_WHAT TO PRODUCE_
Nothing but a number is wanted here: the count of lines in the data holding the word "matching".
↓
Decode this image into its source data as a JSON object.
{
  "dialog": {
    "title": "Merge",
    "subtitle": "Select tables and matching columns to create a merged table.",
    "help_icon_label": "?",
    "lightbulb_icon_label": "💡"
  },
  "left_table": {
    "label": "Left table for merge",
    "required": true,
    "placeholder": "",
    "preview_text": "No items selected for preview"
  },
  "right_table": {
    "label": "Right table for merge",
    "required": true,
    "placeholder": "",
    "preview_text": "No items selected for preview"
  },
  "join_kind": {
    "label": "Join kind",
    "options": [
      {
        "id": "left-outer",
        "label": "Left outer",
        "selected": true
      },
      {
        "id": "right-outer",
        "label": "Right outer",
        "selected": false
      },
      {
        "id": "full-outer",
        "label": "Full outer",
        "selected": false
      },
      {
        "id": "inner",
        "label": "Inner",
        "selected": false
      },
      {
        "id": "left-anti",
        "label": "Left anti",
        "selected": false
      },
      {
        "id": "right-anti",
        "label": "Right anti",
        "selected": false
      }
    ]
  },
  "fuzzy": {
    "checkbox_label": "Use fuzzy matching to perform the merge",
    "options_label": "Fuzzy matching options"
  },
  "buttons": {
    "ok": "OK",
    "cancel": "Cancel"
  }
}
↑
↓
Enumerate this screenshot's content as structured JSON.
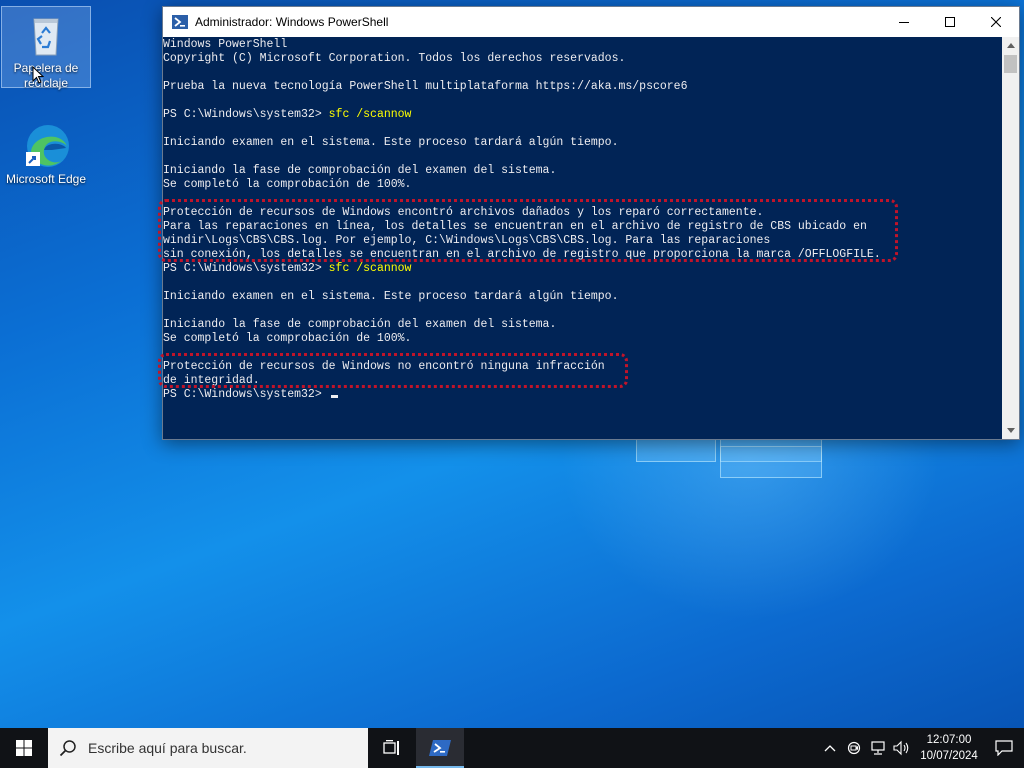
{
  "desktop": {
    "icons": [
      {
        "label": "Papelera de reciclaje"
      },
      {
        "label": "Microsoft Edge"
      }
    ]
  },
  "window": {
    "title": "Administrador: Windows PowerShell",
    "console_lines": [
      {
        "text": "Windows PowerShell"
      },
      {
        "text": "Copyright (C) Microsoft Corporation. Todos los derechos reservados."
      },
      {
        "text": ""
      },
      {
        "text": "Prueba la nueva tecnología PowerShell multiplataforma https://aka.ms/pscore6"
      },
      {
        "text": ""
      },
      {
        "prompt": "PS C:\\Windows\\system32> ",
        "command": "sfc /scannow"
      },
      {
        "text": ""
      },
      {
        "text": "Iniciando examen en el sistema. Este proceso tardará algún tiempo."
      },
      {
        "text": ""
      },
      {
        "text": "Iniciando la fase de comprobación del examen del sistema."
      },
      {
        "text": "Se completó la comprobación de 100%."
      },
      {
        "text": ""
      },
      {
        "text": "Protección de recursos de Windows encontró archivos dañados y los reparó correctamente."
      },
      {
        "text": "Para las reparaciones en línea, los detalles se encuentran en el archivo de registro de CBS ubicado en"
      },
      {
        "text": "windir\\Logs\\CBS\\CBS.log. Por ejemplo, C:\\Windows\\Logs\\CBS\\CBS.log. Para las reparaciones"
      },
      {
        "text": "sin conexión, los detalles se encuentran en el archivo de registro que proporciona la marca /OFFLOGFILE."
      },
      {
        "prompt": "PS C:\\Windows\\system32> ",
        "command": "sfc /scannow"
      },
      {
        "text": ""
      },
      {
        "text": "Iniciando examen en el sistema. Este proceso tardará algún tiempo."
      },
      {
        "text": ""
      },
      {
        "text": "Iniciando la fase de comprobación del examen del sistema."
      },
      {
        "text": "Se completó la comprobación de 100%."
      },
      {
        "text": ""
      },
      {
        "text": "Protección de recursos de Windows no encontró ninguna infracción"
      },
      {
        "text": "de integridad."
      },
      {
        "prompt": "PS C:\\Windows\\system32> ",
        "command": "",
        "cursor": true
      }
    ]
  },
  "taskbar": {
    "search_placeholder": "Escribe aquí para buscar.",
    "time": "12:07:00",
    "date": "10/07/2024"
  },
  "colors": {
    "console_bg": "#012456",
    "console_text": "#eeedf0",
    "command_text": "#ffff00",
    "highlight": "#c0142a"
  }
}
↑
_ANSWER TO THE EXERCISE_
3